Federal Tax Benefits Help You
Pay for College
Scholarships, Fellowships, Grants and Tuition
Scholarships and fellowships for undergraduates and
graduate students are
free as long as the student is a candidate for a
degree at an eligible
institution and they use the scholarship, fellowship,
or grant to pay for
qualified educational expenses. Qualified expenses include
and certain course related expenses. Taxable expenses
include room and
board, research, travel, and clerical help.
The Hope Credit
Hope Credit may allow a student to turn a portion
of their higher education expenses into tax savings.
The Hope Scholarship enables taxpayers to take up to
$1,500 in tax credit for payment of qualified education
expenses for the first two years of undergraduate education
at eligible colleges and universities. The expenses
must have been paid during the academic year when the
student was enrolled with at least half-time status.
The amount that the taxpayer can claim decreases as
adjusted income increases.
According to Doedtman, the Hope credit is per student.
If you are married and filing jointly, and are both
freshmen or sophomores, then you could be eligible for
up to a $3,000 credit. To take advantage of the credit,
however, a taxpayer may not have had a felony drug conviction
on their record.
Karen Chan, Extension Educator from the University
of Illinois Extension, Urbana in Illinois said students
should remember that the Hope credit is only available
for the first two years of postsecondary education.
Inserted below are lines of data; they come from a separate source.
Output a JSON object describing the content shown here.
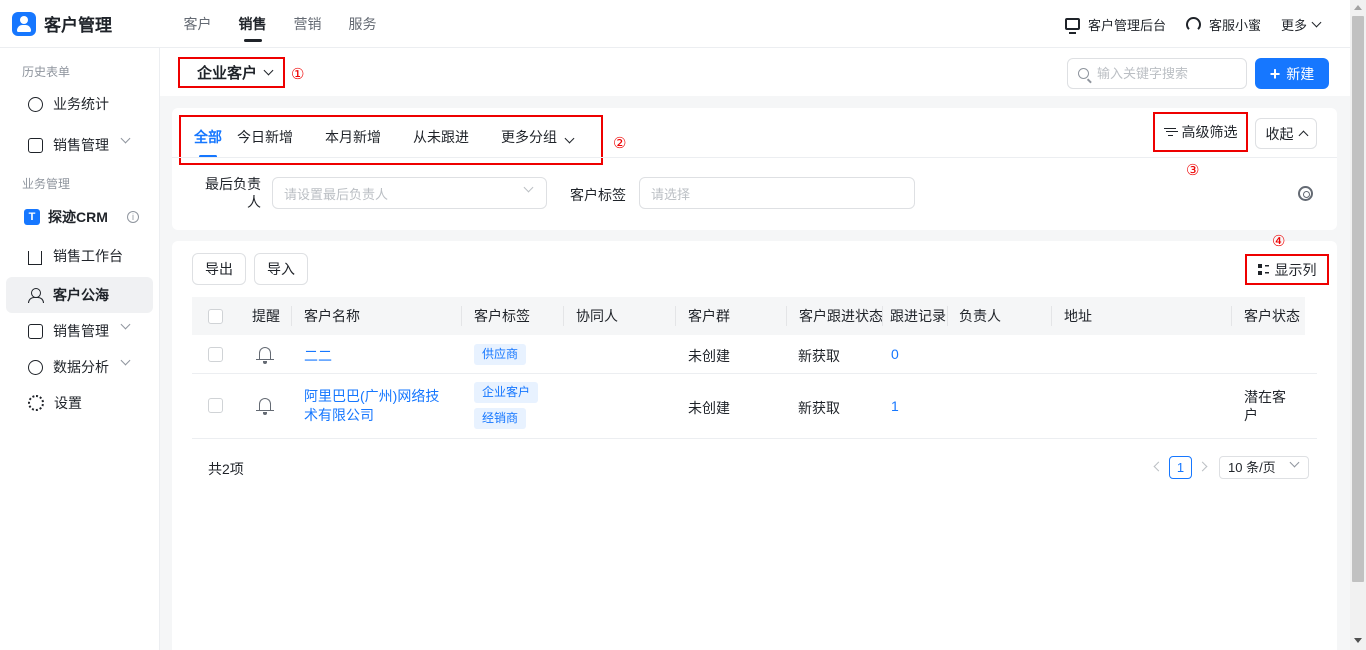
{
  "app": {
    "title": "客户管理",
    "brand_color": "#1677ff"
  },
  "topnav": {
    "items": [
      "客户",
      "销售",
      "营销",
      "服务"
    ],
    "active_index": 1
  },
  "top_right": {
    "admin_label": "客户管理后台",
    "support_label": "客服小蜜",
    "more_label": "更多"
  },
  "sidebar": {
    "section_history": "历史表单",
    "item_business_stats": "业务统计",
    "item_sales_mgmt_1": "销售管理",
    "section_business": "业务管理",
    "crm_label": "探迹CRM",
    "crm_icon_letter": "T",
    "item_workbench": "销售工作台",
    "item_public_pool": "客户公海",
    "item_sales_mgmt_2": "销售管理",
    "item_data_analysis": "数据分析",
    "item_settings": "设置"
  },
  "header": {
    "view_label": "企业客户",
    "search_placeholder": "输入关键字搜索",
    "new_button": "新建"
  },
  "annotations": {
    "a1": "①",
    "a2": "②",
    "a3": "③",
    "a4": "④"
  },
  "filter": {
    "tabs": [
      "全部",
      "今日新增",
      "本月新增",
      "从未跟进",
      "更多分组"
    ],
    "active_tab": 0,
    "advanced_filter": "高级筛选",
    "collapse": "收起",
    "last_owner_label_1": "最后负责",
    "last_owner_label_2": "人",
    "last_owner_placeholder": "请设置最后负责人",
    "tag_label": "客户标签",
    "tag_placeholder": "请选择"
  },
  "toolbar": {
    "export": "导出",
    "import": "导入",
    "columns": "显示列"
  },
  "table": {
    "columns": [
      "提醒",
      "客户名称",
      "客户标签",
      "协同人",
      "客户群",
      "客户跟进状态",
      "跟进记录",
      "负责人",
      "地址",
      "客户状态"
    ],
    "rows": [
      {
        "name_line1": "二二",
        "name_line2": "",
        "tags": [
          "供应商"
        ],
        "group": "未创建",
        "follow_status": "新获取",
        "records": "0",
        "status_line1": "",
        "status_line2": ""
      },
      {
        "name_line1": "阿里巴巴(广州)网络技",
        "name_line2": "术有限公司",
        "tags": [
          "企业客户",
          "经销商"
        ],
        "group": "未创建",
        "follow_status": "新获取",
        "records": "1",
        "status_line1": "潜在客",
        "status_line2": "户"
      }
    ]
  },
  "pagination": {
    "total": "共2项",
    "current_page": "1",
    "page_size": "10 条/页"
  }
}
That means that it will generally be used when you are
a freshman or sophomore. Chan advised students to definitely
use the Hope Credit if it is available instead of the
Lifetime Credit because it will give you a bigger credit
for the same amount of expenses. If you failed to claim
the credit last year, you can file an amended tax return
for up to three years after your original filing date.
Filing an amended return can help you get a refund of
hundreds of dollars or even more, Chan said.
Lifetime Learning Tax Credit
Learning Tax Credit allows a student to claim a
tax credit for up to $2,000. The credit amount is 20
percent of qualified expenses up to $10,000, or $2,000.
Eligible students must be enrolled in at least one course,
but do not need to be pursuing a degree. Eligible students
include undergraduate students in their junior or senior
year and graduate students. Nondegree U.S. citizens
who take courses to improve or acquire job skills can
also claim this credit. The amount that the taxpayer
can claim decreases as adjusted income increases.
If you are an adult who is taking classes but
you arent working toward a
degree, this credit will probably work for you,
Deduction for Higher Education Expenses
Taxpayers can take a deduction for higher education
expenses at the
undergraduate or graduate level. In 2004 and 2005, the
was $4,000 per year. This deduction is available for
who did not qualify for the Hope or Lifetime Learning
Chan advises that 2005 is the last year this is available,
so you can claim
it on your 2005 tax return. On your 2005 return,
calculate your taxes with
this deduction and then with either the Hope or Lifetime
Learning credit to
see which one gives you the lower tax. If your income
is too high to use
the Hope or Lifetime, you may still qualify for Higher